In 1841 Nicolas I ordered to implement an inspection of the marks noticed, but the examination conclusion was that yet while processing granite grains partly crumbled away in a form of small cavities which look like cracks.
In 1861 Alexander II established “Committee for the Alexander Column’s damage investigation” containing scientists and architects. Scaffolding for examination was constructed in consequence of which the Committee came to conclusion that there were in fact cracks on the column, initially common to monolith, yet concern was expressed that increase of its number and size “could lead to the column failure.”
It was discussed which materials to choose to cover over those bugholes. A.A. Voskresenskyi, “the grandfather of Russian chemistry” suggested using a composition, “which a covering mass must have” and “thanks to which the crack in the Alexander Column was stopped and covered with complete success.”
For the regular column examination four chains were anchored at the capital abacus – fittings for an access platform lifting; moreover, from time to time craftsmen had to effect “an ascent” of the monument to clear stone of marks which wasn’t an easy task to do taking into account the height of the column.
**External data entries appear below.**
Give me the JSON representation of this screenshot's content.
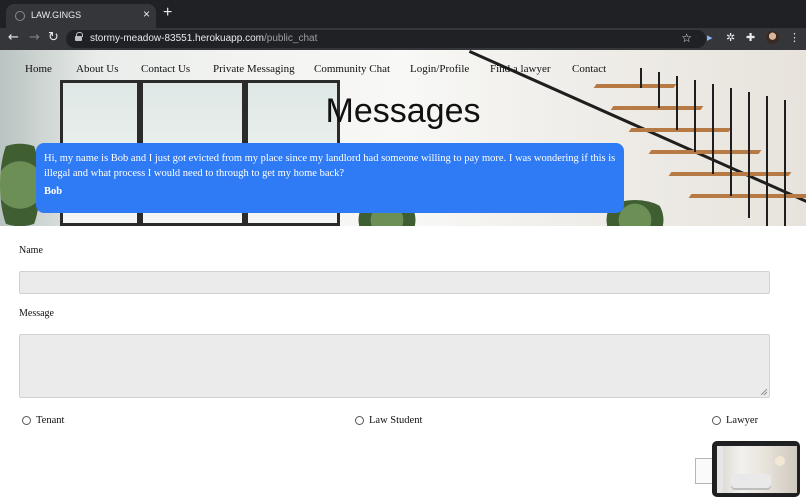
{
  "browser": {
    "tab_title": "LAW.GINGS",
    "tab_close": "×",
    "new_tab": "+",
    "back": "←",
    "forward": "→",
    "reload": "↻",
    "url_host": "stormy-meadow-83551.herokuapp.com",
    "url_path": "/public_chat",
    "bookmark": "☆",
    "menu": "⋮",
    "extensions": [
      "▸",
      "✲",
      "✚"
    ]
  },
  "nav": {
    "items": [
      "Home",
      "About Us",
      "Contact Us",
      "Private Messaging",
      "Community Chat",
      "Login/Profile",
      "Find a lawyer",
      "Contact"
    ]
  },
  "page": {
    "title": "Messages"
  },
  "message": {
    "body": "Hi, my name is Bob and I just got evicted from my place since my landlord had someone willing to pay more. I was wondering if this is illegal and what process I would need to through to get my home back?",
    "author": "Bob",
    "bubble_color": "#2f7bf5"
  },
  "form": {
    "name_label": "Name",
    "name_value": "",
    "message_label": "Message",
    "message_value": "",
    "roles": [
      "Tenant",
      "Law Student",
      "Lawyer"
    ]
  }
}
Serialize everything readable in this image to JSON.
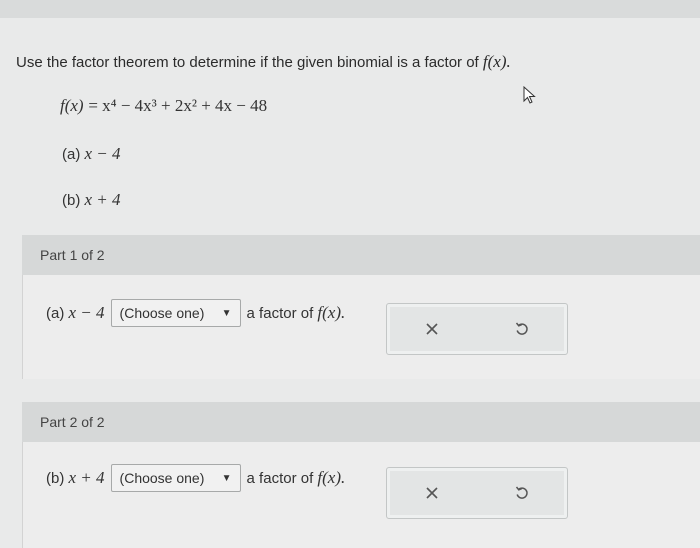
{
  "question": {
    "prompt": "Use the factor theorem to determine if the given binomial is a factor of",
    "fx": "f(x)."
  },
  "function": {
    "lhs": "f(x)",
    "rhs": "= x⁴ − 4x³ + 2x² + 4x − 48"
  },
  "choices": [
    {
      "label": "(a)",
      "expr": "x − 4"
    },
    {
      "label": "(b)",
      "expr": "x + 4"
    }
  ],
  "parts": [
    {
      "title": "Part 1 of 2",
      "label": "(a)",
      "expr": "x − 4",
      "select_value": "(Choose one)",
      "suffix": "a factor of",
      "fx": "f(x)."
    },
    {
      "title": "Part 2 of 2",
      "label": "(b)",
      "expr": "x + 4",
      "select_value": "(Choose one)",
      "suffix": "a factor of",
      "fx": "f(x)."
    }
  ],
  "icons": {
    "clear": "close-icon",
    "undo": "undo-icon",
    "caret": "caret-down-icon",
    "cursor": "mouse-pointer-icon"
  },
  "colors": {
    "background": "#e9eaea",
    "header": "#d6d8d8",
    "icon": "#555555"
  }
}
For all the time since it was opened and up till the end of XX century the column was exposed five times to restoration works that were rather cosmetic.
After the events of 1917 the surface around the monument was changed and during holidays the angel was covered with a red canvas cap or it was camouflaged with balloons delivered by a floating dirigible.
The fence was removed and remelted into cartridge cases in 1930s.
During the Siege of Leningrad the monument was covered only to the 2/3 of its height. Compared to the Klodt horses or sculptures of the Summer Garden the column stayed at its location and the angel was wounded: a deep fragment
mark remained at one of the wings, besides that hundreds of minor damages were inflicted to the monument by shell fragments. One of the splinters stuck in a bas relief of Alexander Nevsky’s helmet from where it was pulled out in 2003.